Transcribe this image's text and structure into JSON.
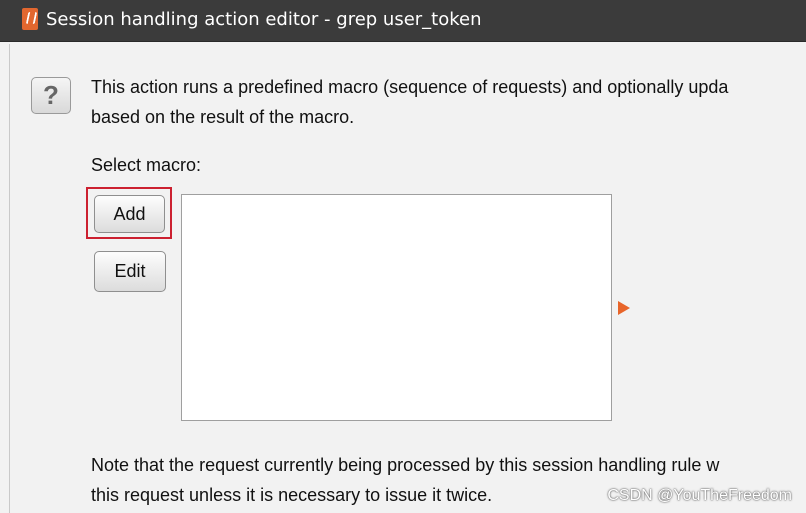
{
  "window": {
    "title": "Session handling action editor - grep user_token",
    "app_icon": "burp-suite-icon"
  },
  "help": {
    "label": "?"
  },
  "description": {
    "line1": "This action runs a predefined macro (sequence of requests) and optionally upda",
    "line2": "based on the result of the macro."
  },
  "macro": {
    "label": "Select macro:",
    "add_label": "Add",
    "edit_label": "Edit",
    "items": []
  },
  "note": {
    "line1": "Note that the request currently being processed by this session handling rule w",
    "line2": "this request unless it is necessary to issue it twice."
  },
  "watermark": "CSDN @YouTheFreedom",
  "colors": {
    "titlebar": "#3b3b3b",
    "highlight": "#cc2030",
    "accent_arrow": "#e8652a"
  }
}
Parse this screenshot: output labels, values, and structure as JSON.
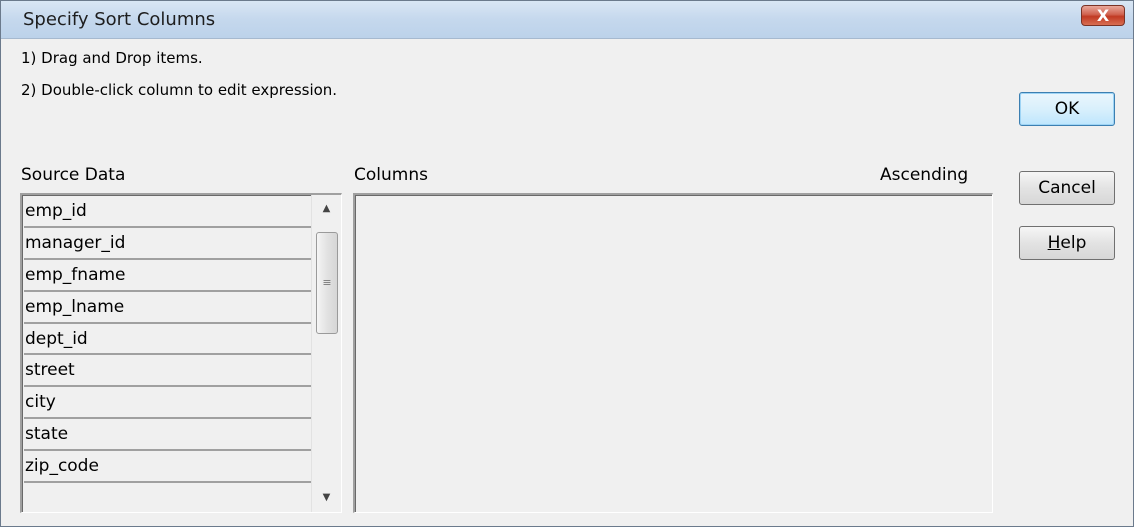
{
  "dialog": {
    "title": "Specify Sort Columns",
    "close_label": "X"
  },
  "instructions": [
    "1) Drag and Drop items.",
    "2) Double-click column to edit expression."
  ],
  "source": {
    "label": "Source Data",
    "items": [
      "emp_id",
      "manager_id",
      "emp_fname",
      "emp_lname",
      "dept_id",
      "street",
      "city",
      "state",
      "zip_code"
    ],
    "scroll_up_icon": "▲",
    "scroll_down_icon": "▼",
    "thumb_grip_icon": "≡"
  },
  "columns": {
    "label": "Columns",
    "ascending_label": "Ascending"
  },
  "buttons": {
    "ok": "OK",
    "cancel": "Cancel",
    "help": "Help",
    "help_mnemonic": "H"
  }
}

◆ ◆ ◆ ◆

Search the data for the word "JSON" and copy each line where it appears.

Transcribe this image's text and structure into JSON.
Parse this screenshot: output labels, values, and structure as JSON.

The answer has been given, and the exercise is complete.